- **YOUR INSTRUCTIONS**
Which of the lines below mention the word "David"? Pull each one out.
___ PROVIDED DATA ___
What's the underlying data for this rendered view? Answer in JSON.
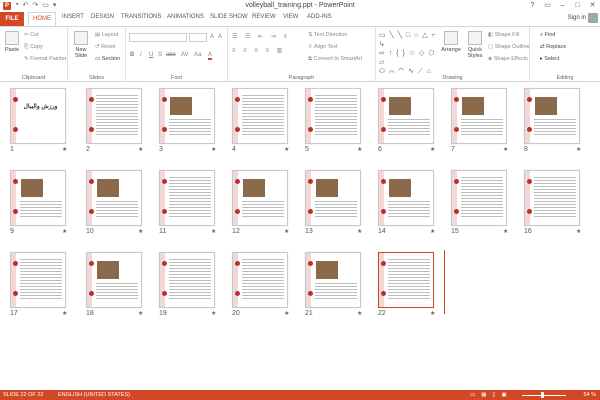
{
  "window": {
    "title": "volleyball_training.ppt - PowerPoint",
    "app_icon": "P",
    "qat": [
      "save-icon",
      "undo-icon",
      "redo-icon",
      "slideshow-icon",
      "customize-icon"
    ],
    "controls": [
      "?",
      "▭",
      "–",
      "□",
      "✕"
    ]
  },
  "tabs": {
    "file": "FILE",
    "items": [
      "HOME",
      "INSERT",
      "DESIGN",
      "TRANSITIONS",
      "ANIMATIONS",
      "SLIDE SHOW",
      "REVIEW",
      "VIEW",
      "ADD-INS"
    ],
    "active": "HOME",
    "signin": "Sign in"
  },
  "ribbon": {
    "clipboard": {
      "label": "Clipboard",
      "paste": "Paste",
      "cut": "Cut",
      "copy": "Copy",
      "format_painter": "Format Painter"
    },
    "slides": {
      "label": "Slides",
      "new_slide": "New Slide",
      "layout": "Layout",
      "reset": "Reset",
      "section": "Section"
    },
    "font": {
      "label": "Font",
      "buttons": [
        "B",
        "I",
        "U",
        "S",
        "abc",
        "AV",
        "Aa",
        "A"
      ]
    },
    "paragraph": {
      "label": "Paragraph",
      "text_direction": "Text Direction",
      "align_text": "Align Text",
      "convert_smartart": "Convert to SmartArt"
    },
    "drawing": {
      "label": "Drawing",
      "arrange": "Arrange",
      "quick_styles": "Quick Styles",
      "shape_fill": "Shape Fill",
      "shape_outline": "Shape Outline",
      "shape_effects": "Shape Effects"
    },
    "editing": {
      "label": "Editing",
      "find": "Find",
      "replace": "Replace",
      "select": "Select"
    }
  },
  "slides": [
    {
      "num": "1",
      "title": "ورزش والیبال"
    },
    {
      "num": "2"
    },
    {
      "num": "3"
    },
    {
      "num": "4"
    },
    {
      "num": "5"
    },
    {
      "num": "6"
    },
    {
      "num": "7"
    },
    {
      "num": "8"
    },
    {
      "num": "9"
    },
    {
      "num": "10"
    },
    {
      "num": "11"
    },
    {
      "num": "12"
    },
    {
      "num": "13"
    },
    {
      "num": "14"
    },
    {
      "num": "15"
    },
    {
      "num": "16"
    },
    {
      "num": "17"
    },
    {
      "num": "18"
    },
    {
      "num": "19"
    },
    {
      "num": "20"
    },
    {
      "num": "21"
    },
    {
      "num": "22"
    }
  ],
  "status": {
    "slide": "SLIDE 22 OF 22",
    "language": "ENGLISH (UNITED STATES)",
    "zoom": "54 %"
  },
  "colors": {
    "accent": "#d24726",
    "slide_circle": "#b5332a"
  }
}
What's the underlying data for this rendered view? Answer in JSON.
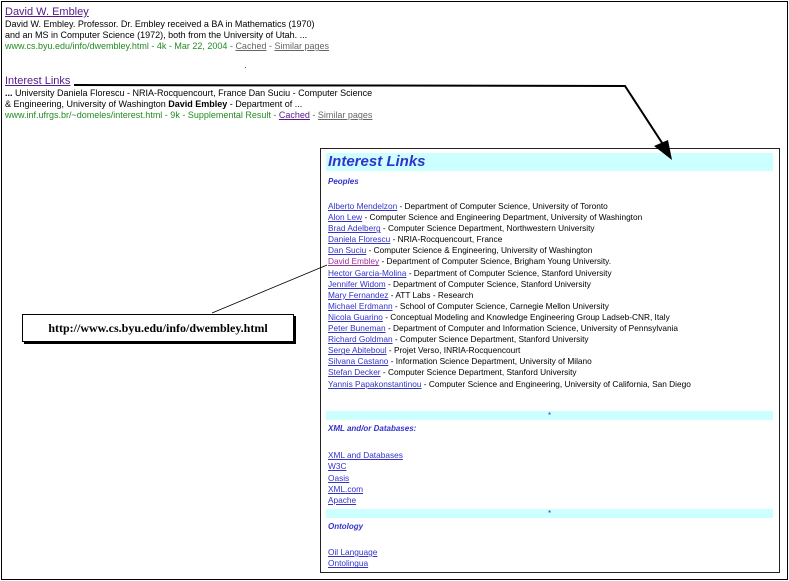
{
  "results": [
    {
      "title": "David W. Embley",
      "snippet_lines": [
        "David W. Embley. Professor. Dr. Embley received a BA in Mathematics (1970)",
        "and an MS in Computer Science (1972), both from the University of Utah. ..."
      ],
      "url_meta": "www.cs.byu.edu/info/dwembley.html - 4k - Mar 22, 2004",
      "cached": "Cached",
      "similar": "Similar pages"
    },
    {
      "title": "Interest Links",
      "snippet_line1": "... University Daniela Florescu - NRIA-Rocquencourt, France Dan Suciu - Computer Science",
      "snippet_line2_pre": "& Engineering, University of Washington ",
      "snippet_line2_bold": "David Embley",
      "snippet_line2_post": " - Department of ...",
      "url_meta": "www.inf.ufrgs.br/~domeles/interest.html - 9k - Supplemental Result",
      "cached": "Cached",
      "similar": "Similar pages"
    }
  ],
  "separator": " - ",
  "panel": {
    "title": "Interest Links",
    "people_heading": "Peoples",
    "people": [
      {
        "name": "Alberto Mendelzon",
        "desc": " - Department of Computer Science, University of Toronto"
      },
      {
        "name": "Alon Lew",
        "desc": " -  Computer Science and Engineering Department, University of Washington"
      },
      {
        "name": "Brad Adelberg",
        "desc": " -  Computer Science Department, Northwestern University"
      },
      {
        "name": "Daniela Florescu",
        "desc": " -  NRIA-Rocquencourt, France"
      },
      {
        "name": "Dan Suciu",
        "desc": " -  Computer Science & Engineering, University of Washington"
      },
      {
        "name": "David Embley",
        "desc": " -  Department of Computer Science, Brigham Young University."
      },
      {
        "name": "Hector Garcia-Molina",
        "desc": " -  Department of Computer Science, Stanford University"
      },
      {
        "name": "Jennifer Widom",
        "desc": " -  Department of Computer Science, Stanford University"
      },
      {
        "name": "Mary Fernandez",
        "desc": " - ATT Labs - Research"
      },
      {
        "name": "Michael Erdmann",
        "desc": " -  School of Computer Science, Carnegie Mellon University"
      },
      {
        "name": "Nicola Guarino",
        "desc": " -  Conceptual Modeling and Knowledge Engineering Group Ladseb-CNR, Italy"
      },
      {
        "name": "Peter Buneman",
        "desc": " -  Department of Computer and Information Science, University of Pennsylvania"
      },
      {
        "name": "Richard Goldman",
        "desc": " -  Computer Science Department, Stanford University"
      },
      {
        "name": "Serge Abiteboul",
        "desc": " -  Projet Verso, INRIA-Rocquencourt"
      },
      {
        "name": "Silvana Castano",
        "desc": " - Information Science Department, University of Milano"
      },
      {
        "name": "Stefan Decker",
        "desc": " -  Computer Science Department, Stanford University"
      },
      {
        "name": "Yannis Papakonstantinou",
        "desc": " -  Computer Science and Engineering, University of California, San Diego"
      }
    ],
    "star": "*",
    "xml_heading": "XML and/or Databases:",
    "xml_links": [
      "XML and Databases",
      "W3C",
      "Oasis",
      "XML.com",
      "Apache"
    ],
    "ontology_heading": "Ontology",
    "ontology_links": [
      "Oil Language",
      "Ontolingua"
    ]
  },
  "callout_text": "http://www.cs.byu.edu/info/dwembley.html"
}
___
- **YOUR SOLUTION**
      "title": "David W. Embley",
        "David W. Embley. Professor. Dr. Embley received a BA in Mathematics (1970)",
      "snippet_line2_bold": "David Embley",
        "name": "David Embley",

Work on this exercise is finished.